REQUIRED ACTION. Where in the entries below does "text" appear? Copy every line that has it.

□ □ □ □ □

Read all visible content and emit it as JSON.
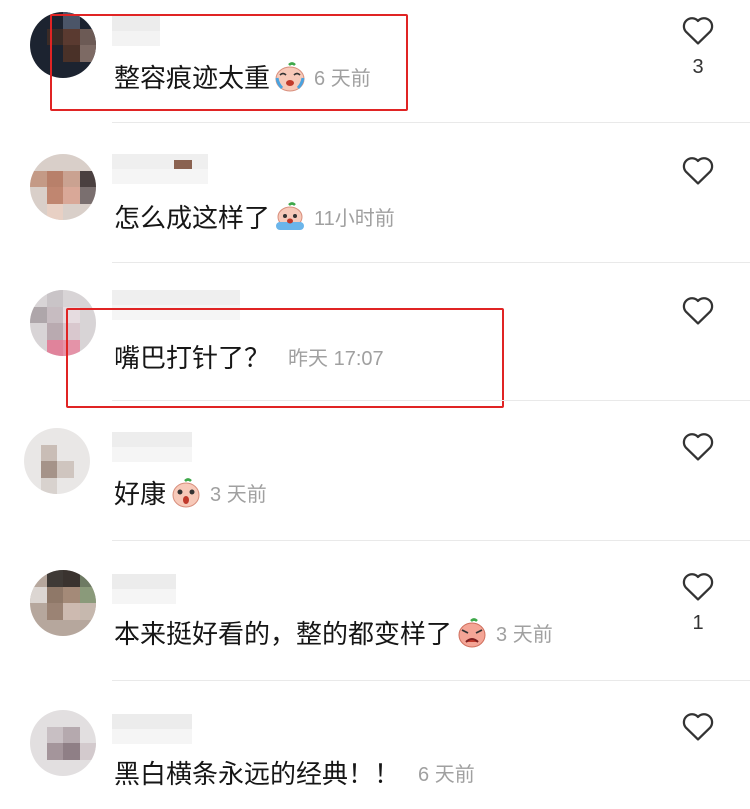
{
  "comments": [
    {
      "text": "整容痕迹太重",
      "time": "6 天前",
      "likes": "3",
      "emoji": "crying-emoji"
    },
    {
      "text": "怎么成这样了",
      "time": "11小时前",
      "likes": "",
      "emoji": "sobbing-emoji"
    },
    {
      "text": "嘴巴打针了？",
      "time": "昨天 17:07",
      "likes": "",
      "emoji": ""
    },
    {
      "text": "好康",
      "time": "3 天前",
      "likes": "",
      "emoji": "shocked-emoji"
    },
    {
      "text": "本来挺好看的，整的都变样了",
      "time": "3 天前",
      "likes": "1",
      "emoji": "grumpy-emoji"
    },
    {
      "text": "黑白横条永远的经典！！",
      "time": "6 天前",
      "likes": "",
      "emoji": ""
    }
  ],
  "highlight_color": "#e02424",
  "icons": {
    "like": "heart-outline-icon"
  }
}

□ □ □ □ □

SOLVED PROBLEM.
      "text": "整容痕迹太重",
      "text": "怎么成这样了",
      "text": "嘴巴打针了？",
      "text": "好康",
      "text": "本来挺好看的，整的都变样了",
      "text": "黑白横条永远的经典！！",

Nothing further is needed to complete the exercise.